AVAILABLE RECORDS section start

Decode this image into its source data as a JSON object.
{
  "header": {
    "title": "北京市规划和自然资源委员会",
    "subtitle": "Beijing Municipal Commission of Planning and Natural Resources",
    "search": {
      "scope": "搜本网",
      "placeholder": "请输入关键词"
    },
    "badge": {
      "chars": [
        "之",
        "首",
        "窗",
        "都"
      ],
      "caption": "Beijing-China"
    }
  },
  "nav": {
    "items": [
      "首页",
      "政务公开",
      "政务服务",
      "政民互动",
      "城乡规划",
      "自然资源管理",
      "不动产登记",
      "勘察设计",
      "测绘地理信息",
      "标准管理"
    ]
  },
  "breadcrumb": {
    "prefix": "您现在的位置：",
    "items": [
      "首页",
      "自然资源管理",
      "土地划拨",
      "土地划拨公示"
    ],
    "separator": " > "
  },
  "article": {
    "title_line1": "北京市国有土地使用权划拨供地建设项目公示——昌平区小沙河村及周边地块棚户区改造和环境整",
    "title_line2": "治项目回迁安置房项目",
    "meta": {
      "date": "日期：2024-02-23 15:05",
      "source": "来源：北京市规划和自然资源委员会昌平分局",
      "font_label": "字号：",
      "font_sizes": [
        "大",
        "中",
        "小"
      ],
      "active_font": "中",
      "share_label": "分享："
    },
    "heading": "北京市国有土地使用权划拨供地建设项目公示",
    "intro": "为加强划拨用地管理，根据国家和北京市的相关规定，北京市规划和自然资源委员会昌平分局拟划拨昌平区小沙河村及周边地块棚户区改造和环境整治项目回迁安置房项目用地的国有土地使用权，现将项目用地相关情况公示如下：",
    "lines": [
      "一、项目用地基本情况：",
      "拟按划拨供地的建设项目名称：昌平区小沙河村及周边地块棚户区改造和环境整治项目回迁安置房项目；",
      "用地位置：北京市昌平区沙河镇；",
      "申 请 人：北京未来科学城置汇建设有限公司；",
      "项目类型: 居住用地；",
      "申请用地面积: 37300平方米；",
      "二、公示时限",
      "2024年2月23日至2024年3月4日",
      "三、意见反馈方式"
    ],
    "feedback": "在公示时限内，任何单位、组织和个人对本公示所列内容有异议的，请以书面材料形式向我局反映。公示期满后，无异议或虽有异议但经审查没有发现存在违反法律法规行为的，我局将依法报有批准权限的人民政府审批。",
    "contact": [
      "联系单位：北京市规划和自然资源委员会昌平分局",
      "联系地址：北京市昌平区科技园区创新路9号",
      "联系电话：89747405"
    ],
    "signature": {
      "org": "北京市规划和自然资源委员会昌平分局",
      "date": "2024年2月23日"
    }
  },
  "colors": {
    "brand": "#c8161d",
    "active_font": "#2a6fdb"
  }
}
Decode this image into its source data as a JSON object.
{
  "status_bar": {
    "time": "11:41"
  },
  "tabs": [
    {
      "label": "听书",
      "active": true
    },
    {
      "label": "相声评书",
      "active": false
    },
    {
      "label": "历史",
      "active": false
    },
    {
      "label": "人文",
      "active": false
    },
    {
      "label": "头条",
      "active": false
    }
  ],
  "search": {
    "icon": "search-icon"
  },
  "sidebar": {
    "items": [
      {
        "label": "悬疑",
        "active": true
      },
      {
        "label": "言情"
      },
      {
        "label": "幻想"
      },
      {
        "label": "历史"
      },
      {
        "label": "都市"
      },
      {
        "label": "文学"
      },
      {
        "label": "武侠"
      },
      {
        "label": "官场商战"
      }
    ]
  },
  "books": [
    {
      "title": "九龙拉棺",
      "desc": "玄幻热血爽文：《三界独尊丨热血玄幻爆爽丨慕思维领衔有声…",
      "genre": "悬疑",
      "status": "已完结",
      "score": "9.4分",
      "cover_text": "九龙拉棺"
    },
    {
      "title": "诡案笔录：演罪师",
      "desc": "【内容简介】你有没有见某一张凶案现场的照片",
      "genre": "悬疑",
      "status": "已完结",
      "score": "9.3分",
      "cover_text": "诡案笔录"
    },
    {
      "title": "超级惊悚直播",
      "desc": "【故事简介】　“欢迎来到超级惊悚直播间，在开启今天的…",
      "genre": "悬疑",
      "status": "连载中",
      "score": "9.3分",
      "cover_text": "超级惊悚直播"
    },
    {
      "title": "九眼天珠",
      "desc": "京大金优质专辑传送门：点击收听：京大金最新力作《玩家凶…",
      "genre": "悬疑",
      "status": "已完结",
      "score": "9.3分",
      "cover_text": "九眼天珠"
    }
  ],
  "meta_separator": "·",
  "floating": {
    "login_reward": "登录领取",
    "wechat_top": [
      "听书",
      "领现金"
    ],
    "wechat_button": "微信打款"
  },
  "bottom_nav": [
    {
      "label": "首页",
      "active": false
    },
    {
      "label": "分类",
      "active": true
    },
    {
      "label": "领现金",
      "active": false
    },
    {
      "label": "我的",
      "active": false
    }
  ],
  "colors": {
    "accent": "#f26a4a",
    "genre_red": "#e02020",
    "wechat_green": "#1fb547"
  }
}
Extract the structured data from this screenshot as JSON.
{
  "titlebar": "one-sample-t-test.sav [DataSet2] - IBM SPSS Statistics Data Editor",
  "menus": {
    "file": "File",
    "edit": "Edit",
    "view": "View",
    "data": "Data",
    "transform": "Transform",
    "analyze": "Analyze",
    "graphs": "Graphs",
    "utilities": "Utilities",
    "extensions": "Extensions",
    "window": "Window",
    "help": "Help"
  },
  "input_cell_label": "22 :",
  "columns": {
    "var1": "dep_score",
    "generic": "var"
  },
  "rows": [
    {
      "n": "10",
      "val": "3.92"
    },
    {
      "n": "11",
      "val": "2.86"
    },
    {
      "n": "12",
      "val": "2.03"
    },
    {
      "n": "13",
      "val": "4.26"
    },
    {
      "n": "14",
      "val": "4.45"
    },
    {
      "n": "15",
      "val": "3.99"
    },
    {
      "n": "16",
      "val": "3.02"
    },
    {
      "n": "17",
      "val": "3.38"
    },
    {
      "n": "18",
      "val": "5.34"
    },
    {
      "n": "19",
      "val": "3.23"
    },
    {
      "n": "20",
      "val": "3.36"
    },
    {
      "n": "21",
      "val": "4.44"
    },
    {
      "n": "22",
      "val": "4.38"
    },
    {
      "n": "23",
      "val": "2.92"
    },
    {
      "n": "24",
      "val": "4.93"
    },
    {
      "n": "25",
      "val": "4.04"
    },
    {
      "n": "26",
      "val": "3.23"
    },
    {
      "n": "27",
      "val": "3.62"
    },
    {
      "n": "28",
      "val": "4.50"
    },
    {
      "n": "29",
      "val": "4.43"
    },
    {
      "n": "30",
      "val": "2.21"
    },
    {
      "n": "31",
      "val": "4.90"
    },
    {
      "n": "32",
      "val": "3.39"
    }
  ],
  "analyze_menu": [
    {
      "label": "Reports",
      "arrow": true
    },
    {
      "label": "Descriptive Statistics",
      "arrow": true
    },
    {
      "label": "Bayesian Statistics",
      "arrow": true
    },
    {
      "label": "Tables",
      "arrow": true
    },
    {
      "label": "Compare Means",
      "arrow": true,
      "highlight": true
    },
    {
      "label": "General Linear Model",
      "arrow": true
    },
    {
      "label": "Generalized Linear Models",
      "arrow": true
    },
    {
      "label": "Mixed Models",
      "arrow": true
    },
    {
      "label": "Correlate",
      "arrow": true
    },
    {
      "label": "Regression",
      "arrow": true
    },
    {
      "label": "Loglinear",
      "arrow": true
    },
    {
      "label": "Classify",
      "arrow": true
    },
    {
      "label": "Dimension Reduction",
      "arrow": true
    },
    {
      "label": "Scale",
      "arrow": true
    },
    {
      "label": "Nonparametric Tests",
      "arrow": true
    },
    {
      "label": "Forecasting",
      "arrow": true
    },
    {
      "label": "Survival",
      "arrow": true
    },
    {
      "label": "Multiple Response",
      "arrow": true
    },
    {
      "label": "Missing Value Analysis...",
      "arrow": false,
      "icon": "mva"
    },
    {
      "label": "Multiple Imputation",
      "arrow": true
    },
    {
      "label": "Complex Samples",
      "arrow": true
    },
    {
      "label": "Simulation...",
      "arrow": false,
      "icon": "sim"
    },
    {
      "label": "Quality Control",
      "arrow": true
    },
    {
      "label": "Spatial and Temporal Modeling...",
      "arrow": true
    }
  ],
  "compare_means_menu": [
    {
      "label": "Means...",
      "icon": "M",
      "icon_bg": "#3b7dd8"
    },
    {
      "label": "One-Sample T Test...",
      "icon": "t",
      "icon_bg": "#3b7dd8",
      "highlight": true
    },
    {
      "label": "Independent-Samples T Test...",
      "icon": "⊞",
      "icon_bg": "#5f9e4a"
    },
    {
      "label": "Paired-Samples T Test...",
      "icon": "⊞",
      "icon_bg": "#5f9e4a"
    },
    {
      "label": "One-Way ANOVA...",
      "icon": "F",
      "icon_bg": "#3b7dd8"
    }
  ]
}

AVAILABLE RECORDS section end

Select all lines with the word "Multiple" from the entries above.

### TASK OUTPUT
      "label": "Multiple Response",
      "label": "Multiple Imputation",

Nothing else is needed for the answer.